* _Activity_
Say the number of lines holding the word "underline" in the data, and leave out everything else.

* _Records provided_
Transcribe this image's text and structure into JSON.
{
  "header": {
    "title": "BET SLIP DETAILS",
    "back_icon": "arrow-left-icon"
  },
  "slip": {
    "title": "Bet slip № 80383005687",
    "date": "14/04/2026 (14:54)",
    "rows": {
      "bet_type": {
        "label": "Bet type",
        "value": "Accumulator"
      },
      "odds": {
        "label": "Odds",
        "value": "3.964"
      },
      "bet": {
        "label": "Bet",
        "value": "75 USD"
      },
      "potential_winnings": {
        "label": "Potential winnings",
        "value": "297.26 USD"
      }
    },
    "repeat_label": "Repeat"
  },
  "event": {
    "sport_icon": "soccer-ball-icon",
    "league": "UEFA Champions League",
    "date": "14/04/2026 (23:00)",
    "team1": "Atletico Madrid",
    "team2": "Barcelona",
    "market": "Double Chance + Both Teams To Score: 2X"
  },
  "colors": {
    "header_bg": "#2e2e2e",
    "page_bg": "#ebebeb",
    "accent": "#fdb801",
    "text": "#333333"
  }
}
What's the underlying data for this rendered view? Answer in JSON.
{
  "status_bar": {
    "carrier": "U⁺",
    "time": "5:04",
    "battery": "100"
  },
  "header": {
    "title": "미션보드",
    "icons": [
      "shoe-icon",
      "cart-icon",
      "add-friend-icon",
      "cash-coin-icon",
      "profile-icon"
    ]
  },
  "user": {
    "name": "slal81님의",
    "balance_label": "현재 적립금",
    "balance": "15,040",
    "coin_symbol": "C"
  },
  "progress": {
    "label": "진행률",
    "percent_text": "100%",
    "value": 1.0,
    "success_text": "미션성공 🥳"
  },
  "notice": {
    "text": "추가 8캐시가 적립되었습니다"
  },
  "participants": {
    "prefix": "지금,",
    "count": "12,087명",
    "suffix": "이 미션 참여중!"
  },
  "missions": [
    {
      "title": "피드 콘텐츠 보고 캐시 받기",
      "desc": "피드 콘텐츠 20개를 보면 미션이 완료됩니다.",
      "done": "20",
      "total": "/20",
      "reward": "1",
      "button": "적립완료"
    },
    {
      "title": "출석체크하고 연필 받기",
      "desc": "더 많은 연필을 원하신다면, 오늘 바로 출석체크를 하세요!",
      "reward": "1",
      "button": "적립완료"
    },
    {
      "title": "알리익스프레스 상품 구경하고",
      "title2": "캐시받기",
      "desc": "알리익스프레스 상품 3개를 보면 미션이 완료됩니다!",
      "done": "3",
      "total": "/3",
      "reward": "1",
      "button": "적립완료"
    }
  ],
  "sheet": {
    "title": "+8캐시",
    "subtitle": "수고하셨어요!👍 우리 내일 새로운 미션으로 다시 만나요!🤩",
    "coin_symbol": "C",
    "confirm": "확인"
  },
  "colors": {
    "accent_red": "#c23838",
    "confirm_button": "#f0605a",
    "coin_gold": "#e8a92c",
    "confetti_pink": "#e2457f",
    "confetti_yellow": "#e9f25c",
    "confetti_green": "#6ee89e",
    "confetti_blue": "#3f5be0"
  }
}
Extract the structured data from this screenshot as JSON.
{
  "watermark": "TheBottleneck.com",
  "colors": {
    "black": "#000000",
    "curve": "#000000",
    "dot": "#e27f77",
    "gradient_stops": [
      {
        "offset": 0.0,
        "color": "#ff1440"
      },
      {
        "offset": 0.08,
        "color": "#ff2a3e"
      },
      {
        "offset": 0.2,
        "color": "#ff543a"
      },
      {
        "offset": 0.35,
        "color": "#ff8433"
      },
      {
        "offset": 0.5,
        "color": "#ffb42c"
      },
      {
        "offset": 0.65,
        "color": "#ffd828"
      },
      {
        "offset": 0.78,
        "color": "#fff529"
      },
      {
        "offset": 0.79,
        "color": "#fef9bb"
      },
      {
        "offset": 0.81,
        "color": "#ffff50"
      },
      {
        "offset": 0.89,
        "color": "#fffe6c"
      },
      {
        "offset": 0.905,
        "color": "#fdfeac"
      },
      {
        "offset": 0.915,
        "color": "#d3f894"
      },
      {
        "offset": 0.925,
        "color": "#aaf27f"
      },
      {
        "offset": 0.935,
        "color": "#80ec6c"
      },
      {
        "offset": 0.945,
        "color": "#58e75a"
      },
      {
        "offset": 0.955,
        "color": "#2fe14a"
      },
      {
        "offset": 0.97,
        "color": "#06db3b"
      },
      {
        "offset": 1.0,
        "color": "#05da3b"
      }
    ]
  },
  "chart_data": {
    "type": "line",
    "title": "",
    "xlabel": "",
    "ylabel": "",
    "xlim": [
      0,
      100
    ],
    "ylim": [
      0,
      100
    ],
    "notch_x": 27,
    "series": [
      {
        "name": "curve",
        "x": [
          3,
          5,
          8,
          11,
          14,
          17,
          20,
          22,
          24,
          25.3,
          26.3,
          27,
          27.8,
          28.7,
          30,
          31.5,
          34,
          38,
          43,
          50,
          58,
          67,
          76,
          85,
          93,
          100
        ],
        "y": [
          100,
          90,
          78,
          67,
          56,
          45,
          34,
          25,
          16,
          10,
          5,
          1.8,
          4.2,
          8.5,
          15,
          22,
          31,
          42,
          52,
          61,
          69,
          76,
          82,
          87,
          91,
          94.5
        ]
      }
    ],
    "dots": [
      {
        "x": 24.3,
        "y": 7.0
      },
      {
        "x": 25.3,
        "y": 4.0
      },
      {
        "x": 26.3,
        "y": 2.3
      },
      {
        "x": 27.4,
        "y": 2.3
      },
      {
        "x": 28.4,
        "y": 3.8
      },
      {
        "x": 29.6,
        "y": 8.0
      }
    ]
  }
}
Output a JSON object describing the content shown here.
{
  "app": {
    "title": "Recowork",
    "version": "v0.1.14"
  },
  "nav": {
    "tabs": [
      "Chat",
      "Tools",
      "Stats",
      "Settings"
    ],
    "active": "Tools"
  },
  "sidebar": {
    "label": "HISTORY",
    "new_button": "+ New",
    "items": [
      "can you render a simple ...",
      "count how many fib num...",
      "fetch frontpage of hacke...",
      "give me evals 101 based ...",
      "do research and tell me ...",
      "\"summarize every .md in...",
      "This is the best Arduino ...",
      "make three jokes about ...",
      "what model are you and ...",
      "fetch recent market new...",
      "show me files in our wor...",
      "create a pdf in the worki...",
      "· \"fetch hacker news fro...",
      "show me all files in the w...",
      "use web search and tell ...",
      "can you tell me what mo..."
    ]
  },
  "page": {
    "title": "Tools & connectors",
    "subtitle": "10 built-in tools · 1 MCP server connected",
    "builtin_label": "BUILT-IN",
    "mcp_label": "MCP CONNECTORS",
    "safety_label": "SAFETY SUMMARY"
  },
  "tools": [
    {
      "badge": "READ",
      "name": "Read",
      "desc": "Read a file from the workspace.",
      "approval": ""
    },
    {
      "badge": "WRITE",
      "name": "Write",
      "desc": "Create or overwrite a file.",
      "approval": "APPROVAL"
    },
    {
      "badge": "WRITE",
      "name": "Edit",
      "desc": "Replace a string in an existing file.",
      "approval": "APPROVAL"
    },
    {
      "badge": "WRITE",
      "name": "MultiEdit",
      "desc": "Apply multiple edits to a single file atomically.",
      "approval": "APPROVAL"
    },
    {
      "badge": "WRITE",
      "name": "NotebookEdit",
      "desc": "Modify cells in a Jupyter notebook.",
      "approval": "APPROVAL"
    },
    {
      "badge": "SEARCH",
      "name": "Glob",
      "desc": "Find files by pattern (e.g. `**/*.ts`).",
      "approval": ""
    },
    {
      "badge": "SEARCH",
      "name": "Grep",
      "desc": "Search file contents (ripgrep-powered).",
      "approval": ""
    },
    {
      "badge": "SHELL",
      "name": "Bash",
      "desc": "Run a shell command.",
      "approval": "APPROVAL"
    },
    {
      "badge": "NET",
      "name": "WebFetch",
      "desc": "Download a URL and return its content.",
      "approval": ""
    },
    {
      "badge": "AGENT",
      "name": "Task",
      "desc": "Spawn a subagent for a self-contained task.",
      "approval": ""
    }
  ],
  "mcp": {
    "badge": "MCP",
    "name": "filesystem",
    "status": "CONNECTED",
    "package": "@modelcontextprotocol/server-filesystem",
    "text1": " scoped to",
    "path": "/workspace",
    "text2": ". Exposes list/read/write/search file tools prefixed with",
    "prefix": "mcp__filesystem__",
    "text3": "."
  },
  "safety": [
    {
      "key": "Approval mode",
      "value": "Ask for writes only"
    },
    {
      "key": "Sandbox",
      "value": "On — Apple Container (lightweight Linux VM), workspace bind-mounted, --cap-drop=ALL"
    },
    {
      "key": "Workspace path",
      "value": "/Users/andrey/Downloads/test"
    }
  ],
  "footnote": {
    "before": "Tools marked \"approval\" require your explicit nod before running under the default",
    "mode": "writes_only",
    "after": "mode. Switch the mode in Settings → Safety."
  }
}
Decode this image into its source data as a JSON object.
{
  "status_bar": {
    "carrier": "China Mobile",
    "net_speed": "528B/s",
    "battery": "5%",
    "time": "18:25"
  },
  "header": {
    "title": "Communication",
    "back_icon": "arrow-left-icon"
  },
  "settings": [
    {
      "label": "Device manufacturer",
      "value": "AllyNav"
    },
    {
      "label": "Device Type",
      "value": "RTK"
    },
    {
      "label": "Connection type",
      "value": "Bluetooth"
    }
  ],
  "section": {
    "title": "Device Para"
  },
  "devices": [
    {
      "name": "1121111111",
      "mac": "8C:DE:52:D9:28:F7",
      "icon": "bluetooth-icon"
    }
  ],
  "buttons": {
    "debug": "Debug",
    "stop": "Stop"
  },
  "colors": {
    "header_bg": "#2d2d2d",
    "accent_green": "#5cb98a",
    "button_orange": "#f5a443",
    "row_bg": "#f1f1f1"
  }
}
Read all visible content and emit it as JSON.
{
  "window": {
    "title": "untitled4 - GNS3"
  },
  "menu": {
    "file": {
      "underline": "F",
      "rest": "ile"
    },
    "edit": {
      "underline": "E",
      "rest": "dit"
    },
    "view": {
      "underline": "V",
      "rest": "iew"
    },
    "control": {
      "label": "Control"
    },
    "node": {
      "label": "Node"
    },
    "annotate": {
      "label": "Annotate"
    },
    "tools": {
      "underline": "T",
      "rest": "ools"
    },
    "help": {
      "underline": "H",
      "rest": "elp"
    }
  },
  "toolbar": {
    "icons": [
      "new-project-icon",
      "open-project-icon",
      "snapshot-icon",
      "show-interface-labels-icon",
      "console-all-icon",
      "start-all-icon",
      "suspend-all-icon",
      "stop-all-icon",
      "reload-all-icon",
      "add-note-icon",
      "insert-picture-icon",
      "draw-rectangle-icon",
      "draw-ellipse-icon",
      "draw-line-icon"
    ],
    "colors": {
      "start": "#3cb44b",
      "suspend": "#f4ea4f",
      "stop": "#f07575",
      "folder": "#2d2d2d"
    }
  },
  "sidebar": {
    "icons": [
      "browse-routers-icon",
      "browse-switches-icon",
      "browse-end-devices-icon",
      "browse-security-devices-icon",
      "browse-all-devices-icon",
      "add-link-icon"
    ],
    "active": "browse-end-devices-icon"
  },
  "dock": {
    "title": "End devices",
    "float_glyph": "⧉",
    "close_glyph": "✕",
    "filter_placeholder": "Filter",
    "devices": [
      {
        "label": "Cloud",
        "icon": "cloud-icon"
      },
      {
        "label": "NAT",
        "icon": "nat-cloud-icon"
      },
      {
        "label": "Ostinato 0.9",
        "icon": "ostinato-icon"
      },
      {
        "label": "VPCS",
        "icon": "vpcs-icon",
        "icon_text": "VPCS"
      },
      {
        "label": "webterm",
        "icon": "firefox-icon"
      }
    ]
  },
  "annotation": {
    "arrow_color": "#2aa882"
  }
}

* _Task output_
5